Please return every line of the records below that contains the word "chevron".
***** Materials provided *****
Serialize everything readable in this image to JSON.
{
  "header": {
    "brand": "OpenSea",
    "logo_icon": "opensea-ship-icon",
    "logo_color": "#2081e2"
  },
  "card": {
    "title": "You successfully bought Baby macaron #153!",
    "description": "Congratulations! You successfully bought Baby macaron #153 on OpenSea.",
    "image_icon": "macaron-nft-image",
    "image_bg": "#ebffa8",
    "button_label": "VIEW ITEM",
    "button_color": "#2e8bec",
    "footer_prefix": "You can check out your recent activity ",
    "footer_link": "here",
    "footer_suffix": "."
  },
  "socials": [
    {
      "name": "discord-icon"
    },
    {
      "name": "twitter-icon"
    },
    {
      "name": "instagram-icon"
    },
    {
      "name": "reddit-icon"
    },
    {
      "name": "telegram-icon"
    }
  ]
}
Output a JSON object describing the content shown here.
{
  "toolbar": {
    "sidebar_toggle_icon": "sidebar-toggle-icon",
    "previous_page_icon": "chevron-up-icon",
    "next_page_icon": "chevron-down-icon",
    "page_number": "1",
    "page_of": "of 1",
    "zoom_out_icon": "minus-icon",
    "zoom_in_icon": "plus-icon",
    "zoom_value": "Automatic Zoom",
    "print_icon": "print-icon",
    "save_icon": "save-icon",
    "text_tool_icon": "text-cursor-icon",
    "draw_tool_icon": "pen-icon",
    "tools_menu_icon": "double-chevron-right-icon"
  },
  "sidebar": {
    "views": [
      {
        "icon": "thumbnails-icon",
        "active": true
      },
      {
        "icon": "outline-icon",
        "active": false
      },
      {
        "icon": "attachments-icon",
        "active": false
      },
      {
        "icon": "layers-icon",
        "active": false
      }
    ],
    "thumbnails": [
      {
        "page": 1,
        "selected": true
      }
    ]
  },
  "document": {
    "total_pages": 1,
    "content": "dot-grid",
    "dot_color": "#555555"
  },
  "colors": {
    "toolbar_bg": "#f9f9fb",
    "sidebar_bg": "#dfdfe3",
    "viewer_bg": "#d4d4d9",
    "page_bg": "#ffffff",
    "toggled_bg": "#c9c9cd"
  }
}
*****
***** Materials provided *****
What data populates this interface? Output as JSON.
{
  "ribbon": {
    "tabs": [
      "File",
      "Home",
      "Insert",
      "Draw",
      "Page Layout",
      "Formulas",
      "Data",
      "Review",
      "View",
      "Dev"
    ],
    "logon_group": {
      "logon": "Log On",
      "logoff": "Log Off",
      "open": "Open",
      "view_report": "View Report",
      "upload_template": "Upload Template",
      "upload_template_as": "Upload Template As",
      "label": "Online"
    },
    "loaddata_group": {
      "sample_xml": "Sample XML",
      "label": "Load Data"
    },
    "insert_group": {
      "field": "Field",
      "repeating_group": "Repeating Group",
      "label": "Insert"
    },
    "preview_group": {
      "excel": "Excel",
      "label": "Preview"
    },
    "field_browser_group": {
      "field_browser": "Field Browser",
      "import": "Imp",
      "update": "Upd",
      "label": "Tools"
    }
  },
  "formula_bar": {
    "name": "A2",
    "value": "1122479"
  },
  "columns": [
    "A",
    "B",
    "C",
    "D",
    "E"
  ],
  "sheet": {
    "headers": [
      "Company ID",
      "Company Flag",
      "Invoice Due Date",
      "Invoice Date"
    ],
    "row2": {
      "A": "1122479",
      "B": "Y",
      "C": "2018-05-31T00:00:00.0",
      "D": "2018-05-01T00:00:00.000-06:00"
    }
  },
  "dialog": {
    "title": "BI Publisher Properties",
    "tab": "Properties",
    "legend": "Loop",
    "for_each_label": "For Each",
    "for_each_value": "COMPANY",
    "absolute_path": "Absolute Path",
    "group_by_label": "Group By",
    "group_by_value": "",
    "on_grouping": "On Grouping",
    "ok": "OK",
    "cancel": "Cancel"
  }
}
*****
> **Task answer**:
    "previous_page_icon": "chevron-up-icon",
    "next_page_icon": "chevron-down-icon",
    "tools_menu_icon": "double-chevron-right-icon"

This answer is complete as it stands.